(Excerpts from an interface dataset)
*** Block opens ***
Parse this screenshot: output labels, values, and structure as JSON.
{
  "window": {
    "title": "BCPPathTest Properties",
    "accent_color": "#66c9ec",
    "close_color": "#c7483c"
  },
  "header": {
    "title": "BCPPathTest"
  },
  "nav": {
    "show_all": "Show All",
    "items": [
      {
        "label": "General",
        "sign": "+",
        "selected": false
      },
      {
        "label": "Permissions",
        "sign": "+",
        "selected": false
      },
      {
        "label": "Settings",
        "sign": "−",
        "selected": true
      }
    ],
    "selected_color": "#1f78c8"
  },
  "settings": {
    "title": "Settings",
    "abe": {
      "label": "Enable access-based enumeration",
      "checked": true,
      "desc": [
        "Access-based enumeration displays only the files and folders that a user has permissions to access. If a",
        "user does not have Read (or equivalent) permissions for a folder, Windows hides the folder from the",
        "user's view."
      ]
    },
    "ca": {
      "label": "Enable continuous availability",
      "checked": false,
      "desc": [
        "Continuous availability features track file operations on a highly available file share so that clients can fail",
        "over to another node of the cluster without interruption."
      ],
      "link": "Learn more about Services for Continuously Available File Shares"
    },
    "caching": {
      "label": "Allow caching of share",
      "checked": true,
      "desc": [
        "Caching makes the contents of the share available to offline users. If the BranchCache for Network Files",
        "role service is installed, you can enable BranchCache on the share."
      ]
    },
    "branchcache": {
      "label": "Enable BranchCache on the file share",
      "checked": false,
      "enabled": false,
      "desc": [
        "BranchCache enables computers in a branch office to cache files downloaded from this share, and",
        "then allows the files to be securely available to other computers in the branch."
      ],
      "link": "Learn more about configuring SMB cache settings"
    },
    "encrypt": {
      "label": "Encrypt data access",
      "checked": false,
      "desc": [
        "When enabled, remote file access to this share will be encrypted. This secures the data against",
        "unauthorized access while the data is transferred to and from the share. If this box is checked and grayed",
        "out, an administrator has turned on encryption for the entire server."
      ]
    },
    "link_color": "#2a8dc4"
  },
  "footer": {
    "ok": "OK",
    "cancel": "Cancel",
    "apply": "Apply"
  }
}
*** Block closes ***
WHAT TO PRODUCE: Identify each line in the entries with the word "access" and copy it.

WRITTEN SOLUTION:
      "label": "Enable access-based enumeration",
        "Access-based enumeration displays only the files and folders that a user has permissions to access. If a",
      "label": "Encrypt data access",
        "When enabled, remote file access to this share will be encrypted. This secures the data against",
        "unauthorized access while the data is transferred to and from the share. If this box is checked and grayed",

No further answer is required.